[Collected data]
^^^^^^^^^^^^^^^^
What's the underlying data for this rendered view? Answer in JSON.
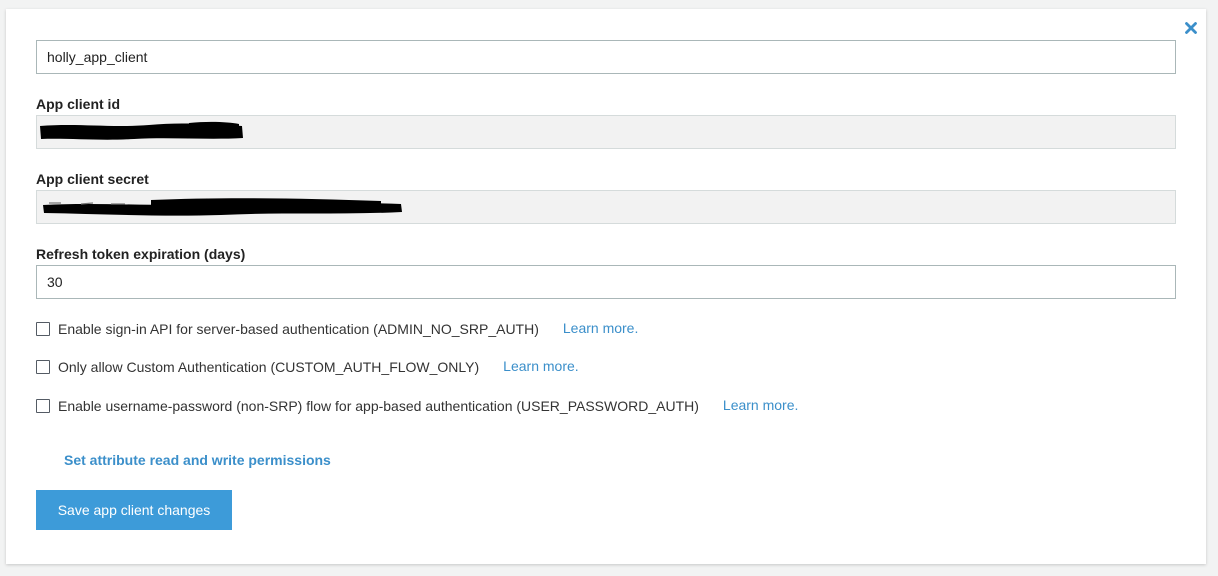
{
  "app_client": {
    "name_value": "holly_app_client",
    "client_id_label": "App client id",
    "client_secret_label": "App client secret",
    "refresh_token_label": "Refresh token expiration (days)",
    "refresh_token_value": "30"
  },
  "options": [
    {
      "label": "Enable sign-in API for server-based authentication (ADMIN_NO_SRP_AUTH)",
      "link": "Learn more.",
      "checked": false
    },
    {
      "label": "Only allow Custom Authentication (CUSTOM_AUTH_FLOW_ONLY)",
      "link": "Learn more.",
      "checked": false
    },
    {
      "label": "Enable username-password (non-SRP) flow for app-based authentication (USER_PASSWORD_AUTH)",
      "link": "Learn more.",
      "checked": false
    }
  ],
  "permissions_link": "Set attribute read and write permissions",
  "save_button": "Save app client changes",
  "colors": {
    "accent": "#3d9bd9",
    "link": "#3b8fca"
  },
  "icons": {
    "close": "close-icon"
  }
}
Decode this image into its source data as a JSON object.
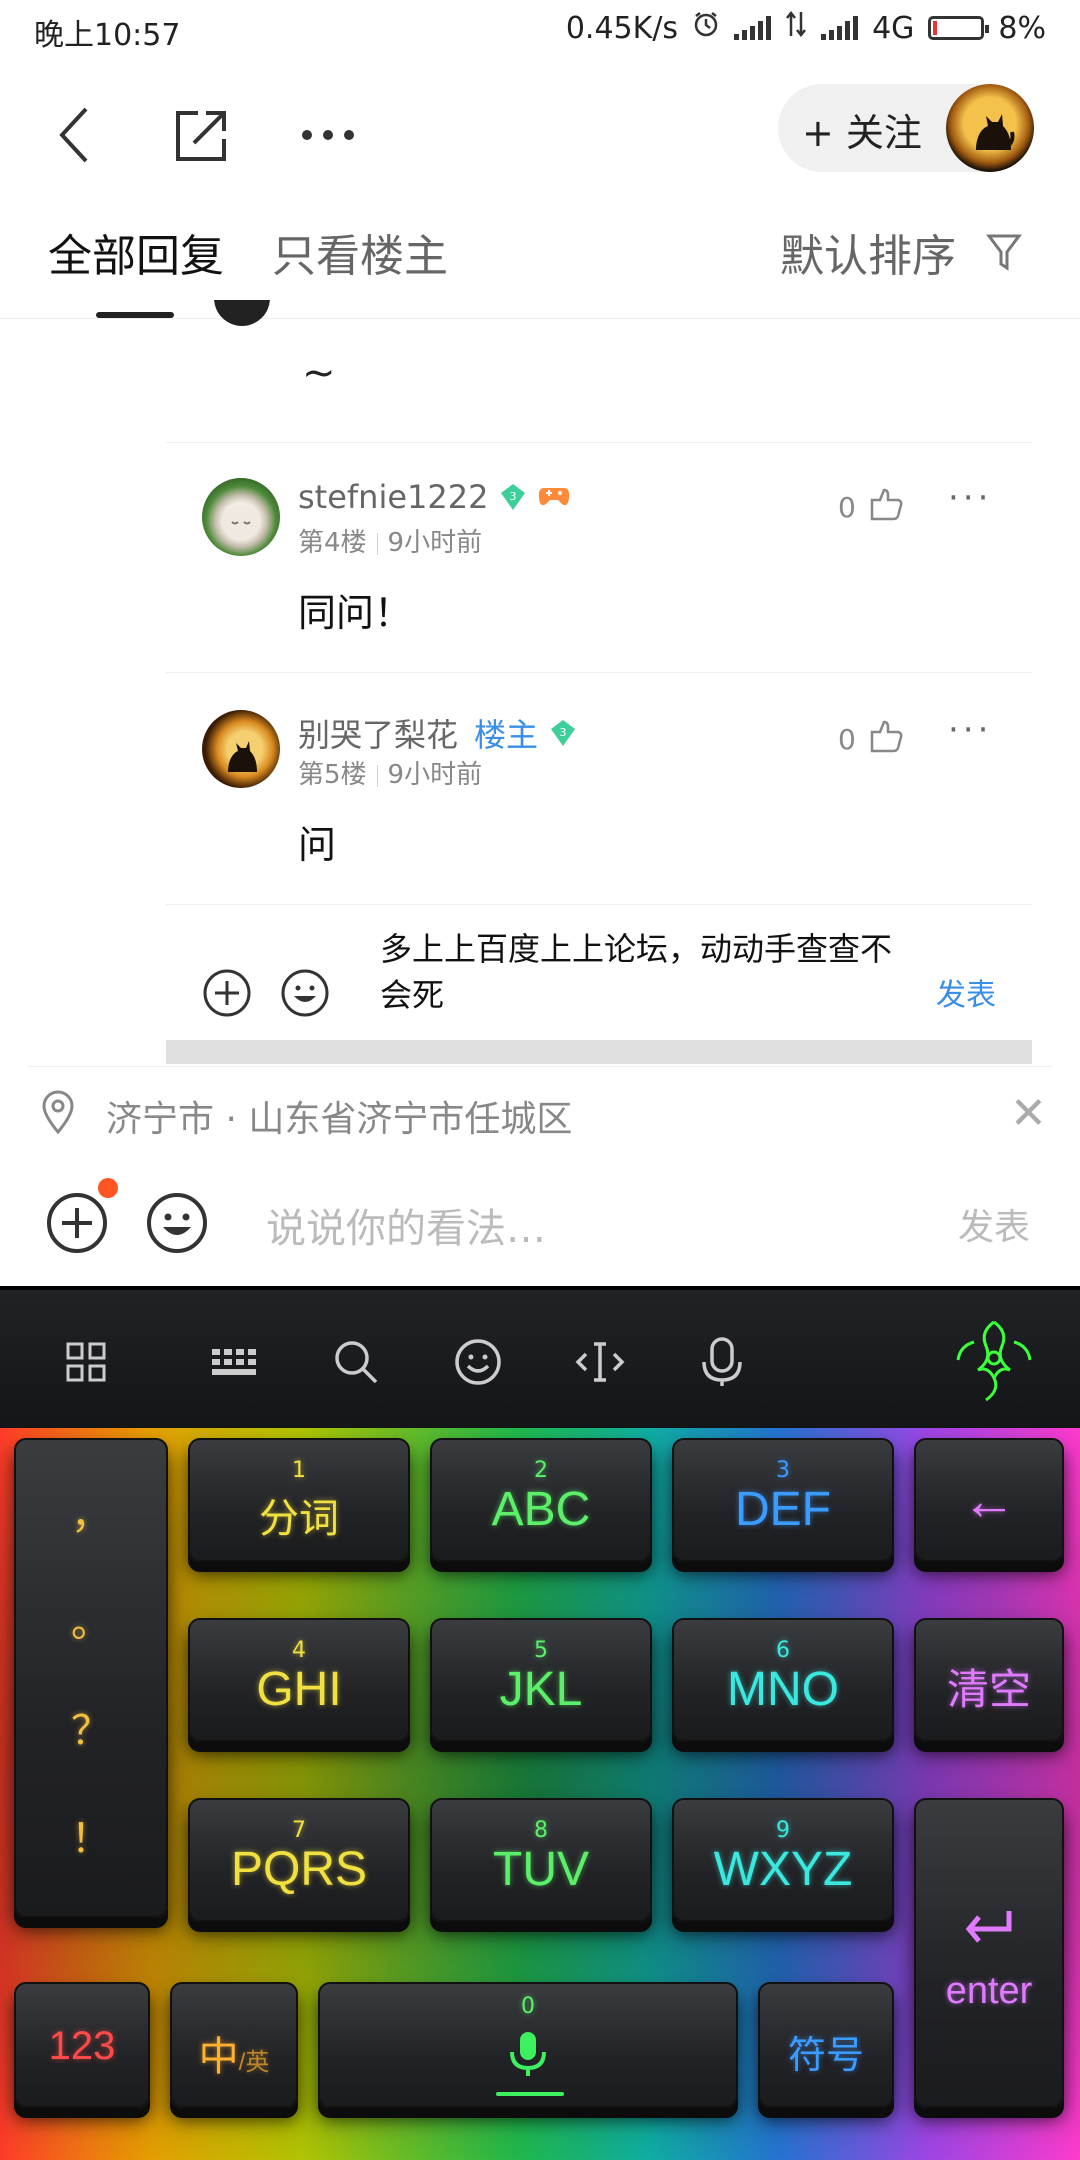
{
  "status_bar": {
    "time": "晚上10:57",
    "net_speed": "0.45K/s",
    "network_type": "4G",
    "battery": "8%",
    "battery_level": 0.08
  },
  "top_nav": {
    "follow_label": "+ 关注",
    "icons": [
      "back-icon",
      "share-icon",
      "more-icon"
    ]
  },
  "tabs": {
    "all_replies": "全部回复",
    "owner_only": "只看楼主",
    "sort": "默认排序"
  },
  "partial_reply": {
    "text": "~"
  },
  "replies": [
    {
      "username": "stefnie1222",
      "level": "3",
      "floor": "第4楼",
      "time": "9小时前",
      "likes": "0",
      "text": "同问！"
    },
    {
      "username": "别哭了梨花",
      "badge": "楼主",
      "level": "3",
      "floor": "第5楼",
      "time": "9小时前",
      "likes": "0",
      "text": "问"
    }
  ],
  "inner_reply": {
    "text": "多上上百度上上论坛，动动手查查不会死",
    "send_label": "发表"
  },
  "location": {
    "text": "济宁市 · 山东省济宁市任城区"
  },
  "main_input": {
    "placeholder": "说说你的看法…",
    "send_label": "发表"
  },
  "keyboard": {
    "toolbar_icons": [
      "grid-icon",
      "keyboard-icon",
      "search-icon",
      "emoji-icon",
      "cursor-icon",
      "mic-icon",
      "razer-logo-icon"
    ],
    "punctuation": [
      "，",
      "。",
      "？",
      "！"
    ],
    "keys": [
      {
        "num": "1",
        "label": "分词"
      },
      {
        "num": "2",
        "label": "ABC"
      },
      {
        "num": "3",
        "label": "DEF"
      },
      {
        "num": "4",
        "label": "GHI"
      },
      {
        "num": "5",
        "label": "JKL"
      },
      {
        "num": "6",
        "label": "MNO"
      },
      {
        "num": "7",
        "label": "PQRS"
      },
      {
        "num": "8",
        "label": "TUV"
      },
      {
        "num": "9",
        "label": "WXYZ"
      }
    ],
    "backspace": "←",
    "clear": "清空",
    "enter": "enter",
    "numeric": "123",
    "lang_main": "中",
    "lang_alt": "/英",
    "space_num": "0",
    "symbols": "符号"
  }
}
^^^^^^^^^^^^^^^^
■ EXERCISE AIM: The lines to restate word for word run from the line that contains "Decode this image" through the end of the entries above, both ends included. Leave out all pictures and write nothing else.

■ TASK RESULT:
Decode this image into its source data as a JSON object.
{
  "status_bar": {
    "time": "晚上10:57",
    "net_speed": "0.45K/s",
    "network_type": "4G",
    "battery": "8%",
    "battery_level": 0.08
  },
  "top_nav": {
    "follow_label": "+ 关注",
    "icons": [
      "back-icon",
      "share-icon",
      "more-icon"
    ]
  },
  "tabs": {
    "all_replies": "全部回复",
    "owner_only": "只看楼主",
    "sort": "默认排序"
  },
  "partial_reply": {
    "text": "~"
  },
  "replies": [
    {
      "username": "stefnie1222",
      "level": "3",
      "floor": "第4楼",
      "time": "9小时前",
      "likes": "0",
      "text": "同问！"
    },
    {
      "username": "别哭了梨花",
      "badge": "楼主",
      "level": "3",
      "floor": "第5楼",
      "time": "9小时前",
      "likes": "0",
      "text": "问"
    }
  ],
  "inner_reply": {
    "text": "多上上百度上上论坛，动动手查查不会死",
    "send_label": "发表"
  },
  "location": {
    "text": "济宁市 · 山东省济宁市任城区"
  },
  "main_input": {
    "placeholder": "说说你的看法…",
    "send_label": "发表"
  },
  "keyboard": {
    "toolbar_icons": [
      "grid-icon",
      "keyboard-icon",
      "search-icon",
      "emoji-icon",
      "cursor-icon",
      "mic-icon",
      "razer-logo-icon"
    ],
    "punctuation": [
      "，",
      "。",
      "？",
      "！"
    ],
    "keys": [
      {
        "num": "1",
        "label": "分词"
      },
      {
        "num": "2",
        "label": "ABC"
      },
      {
        "num": "3",
        "label": "DEF"
      },
      {
        "num": "4",
        "label": "GHI"
      },
      {
        "num": "5",
        "label": "JKL"
      },
      {
        "num": "6",
        "label": "MNO"
      },
      {
        "num": "7",
        "label": "PQRS"
      },
      {
        "num": "8",
        "label": "TUV"
      },
      {
        "num": "9",
        "label": "WXYZ"
      }
    ],
    "backspace": "←",
    "clear": "清空",
    "enter": "enter",
    "numeric": "123",
    "lang_main": "中",
    "lang_alt": "/英",
    "space_num": "0",
    "symbols": "符号"
  }
}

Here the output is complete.